Among the lines below, count those that include "screenshot", and state the count alone.

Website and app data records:
'''

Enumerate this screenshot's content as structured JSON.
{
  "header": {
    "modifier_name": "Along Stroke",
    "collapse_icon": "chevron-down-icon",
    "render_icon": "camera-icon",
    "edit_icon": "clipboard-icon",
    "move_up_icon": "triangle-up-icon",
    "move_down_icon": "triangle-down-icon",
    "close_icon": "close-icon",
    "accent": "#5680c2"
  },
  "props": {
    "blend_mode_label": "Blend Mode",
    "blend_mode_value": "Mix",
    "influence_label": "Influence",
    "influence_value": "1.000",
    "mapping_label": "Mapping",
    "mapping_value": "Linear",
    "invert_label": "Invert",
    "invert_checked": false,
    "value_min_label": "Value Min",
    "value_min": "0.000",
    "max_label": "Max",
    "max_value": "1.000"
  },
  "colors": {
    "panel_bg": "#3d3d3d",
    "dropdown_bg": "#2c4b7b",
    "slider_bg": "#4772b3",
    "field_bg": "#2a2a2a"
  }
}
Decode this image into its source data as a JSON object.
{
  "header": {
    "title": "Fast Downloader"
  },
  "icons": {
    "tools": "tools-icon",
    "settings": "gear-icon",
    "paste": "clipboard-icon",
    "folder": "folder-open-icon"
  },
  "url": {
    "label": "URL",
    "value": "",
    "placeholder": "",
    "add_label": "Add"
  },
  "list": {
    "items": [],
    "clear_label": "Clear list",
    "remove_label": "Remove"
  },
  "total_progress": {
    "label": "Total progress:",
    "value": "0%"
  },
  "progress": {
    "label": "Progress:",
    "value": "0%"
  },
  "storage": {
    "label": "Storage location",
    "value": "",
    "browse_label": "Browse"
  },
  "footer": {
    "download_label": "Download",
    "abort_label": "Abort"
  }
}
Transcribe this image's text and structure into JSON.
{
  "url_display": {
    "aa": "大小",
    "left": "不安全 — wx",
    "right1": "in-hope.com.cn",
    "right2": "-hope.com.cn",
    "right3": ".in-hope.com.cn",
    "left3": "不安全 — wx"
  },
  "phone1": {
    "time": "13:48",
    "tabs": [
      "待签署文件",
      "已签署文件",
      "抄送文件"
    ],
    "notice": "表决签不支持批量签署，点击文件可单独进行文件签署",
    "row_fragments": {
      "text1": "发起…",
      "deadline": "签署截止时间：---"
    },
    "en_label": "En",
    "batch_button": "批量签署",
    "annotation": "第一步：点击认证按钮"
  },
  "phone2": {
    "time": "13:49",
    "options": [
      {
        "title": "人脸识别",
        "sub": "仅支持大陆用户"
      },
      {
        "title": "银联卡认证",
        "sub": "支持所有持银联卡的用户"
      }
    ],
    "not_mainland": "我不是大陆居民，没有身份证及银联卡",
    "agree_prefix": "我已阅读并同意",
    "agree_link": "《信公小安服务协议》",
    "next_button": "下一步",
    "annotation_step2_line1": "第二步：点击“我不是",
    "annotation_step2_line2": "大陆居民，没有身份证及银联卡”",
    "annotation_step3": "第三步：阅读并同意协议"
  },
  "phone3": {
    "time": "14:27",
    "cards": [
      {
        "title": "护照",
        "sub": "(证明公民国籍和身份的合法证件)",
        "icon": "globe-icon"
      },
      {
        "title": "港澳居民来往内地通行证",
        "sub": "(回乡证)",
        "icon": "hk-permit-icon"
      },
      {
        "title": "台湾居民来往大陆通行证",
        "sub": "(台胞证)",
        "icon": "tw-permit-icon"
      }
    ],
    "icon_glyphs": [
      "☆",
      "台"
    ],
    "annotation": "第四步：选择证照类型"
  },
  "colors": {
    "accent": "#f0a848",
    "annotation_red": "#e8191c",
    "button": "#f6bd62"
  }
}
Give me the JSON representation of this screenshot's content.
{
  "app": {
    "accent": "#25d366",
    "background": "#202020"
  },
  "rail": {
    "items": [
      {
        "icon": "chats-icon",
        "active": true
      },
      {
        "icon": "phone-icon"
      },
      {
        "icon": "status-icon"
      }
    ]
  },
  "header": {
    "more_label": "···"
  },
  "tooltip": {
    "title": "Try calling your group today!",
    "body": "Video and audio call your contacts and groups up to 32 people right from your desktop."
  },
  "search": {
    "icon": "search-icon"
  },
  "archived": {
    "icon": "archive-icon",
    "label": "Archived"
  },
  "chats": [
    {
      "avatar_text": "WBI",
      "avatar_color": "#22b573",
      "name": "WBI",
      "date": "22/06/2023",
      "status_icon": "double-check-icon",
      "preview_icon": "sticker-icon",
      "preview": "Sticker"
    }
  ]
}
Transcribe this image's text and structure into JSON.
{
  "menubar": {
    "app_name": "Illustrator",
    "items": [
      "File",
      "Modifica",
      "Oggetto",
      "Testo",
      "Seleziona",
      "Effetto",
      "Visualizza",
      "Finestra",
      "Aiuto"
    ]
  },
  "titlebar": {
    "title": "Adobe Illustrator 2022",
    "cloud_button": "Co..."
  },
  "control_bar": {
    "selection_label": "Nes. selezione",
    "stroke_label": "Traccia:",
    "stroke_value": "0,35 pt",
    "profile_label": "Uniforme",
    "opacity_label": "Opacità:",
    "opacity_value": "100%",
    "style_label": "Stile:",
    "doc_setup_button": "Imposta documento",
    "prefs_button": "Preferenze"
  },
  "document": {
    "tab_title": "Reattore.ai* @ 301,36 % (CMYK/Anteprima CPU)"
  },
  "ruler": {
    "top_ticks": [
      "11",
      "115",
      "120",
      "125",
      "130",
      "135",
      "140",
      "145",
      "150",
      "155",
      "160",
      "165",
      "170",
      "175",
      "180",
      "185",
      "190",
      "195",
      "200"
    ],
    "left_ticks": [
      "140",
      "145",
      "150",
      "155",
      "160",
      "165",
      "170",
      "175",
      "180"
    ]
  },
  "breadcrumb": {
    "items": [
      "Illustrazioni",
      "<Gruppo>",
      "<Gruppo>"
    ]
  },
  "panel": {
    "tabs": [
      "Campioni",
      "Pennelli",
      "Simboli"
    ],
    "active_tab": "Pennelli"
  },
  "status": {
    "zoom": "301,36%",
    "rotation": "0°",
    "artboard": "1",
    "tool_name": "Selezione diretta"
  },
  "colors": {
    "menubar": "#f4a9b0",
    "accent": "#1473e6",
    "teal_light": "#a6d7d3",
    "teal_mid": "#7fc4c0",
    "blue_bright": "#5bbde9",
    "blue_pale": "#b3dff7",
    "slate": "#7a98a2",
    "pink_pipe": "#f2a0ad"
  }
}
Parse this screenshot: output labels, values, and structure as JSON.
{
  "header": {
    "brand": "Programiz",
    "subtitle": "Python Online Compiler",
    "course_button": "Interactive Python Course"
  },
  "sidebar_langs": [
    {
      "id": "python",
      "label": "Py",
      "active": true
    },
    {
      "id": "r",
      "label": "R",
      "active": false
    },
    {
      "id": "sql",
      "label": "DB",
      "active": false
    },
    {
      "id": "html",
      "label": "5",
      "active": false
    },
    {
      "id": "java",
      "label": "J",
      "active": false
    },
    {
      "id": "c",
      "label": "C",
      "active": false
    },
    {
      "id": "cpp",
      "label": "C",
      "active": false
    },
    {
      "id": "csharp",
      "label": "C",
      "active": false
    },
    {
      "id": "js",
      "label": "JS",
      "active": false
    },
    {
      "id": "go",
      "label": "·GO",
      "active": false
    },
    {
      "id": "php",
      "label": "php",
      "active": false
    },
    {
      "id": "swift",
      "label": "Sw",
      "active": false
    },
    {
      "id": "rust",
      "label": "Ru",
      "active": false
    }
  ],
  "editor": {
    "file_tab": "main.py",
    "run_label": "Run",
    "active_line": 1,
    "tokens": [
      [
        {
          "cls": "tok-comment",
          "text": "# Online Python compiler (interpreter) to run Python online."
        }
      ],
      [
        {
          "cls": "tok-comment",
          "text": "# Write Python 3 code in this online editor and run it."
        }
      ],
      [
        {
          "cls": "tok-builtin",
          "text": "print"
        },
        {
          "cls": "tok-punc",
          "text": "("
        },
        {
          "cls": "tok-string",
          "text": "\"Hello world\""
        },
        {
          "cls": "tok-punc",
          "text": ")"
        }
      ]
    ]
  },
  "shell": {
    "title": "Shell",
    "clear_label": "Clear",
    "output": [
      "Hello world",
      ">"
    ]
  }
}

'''

> [Answer box] 3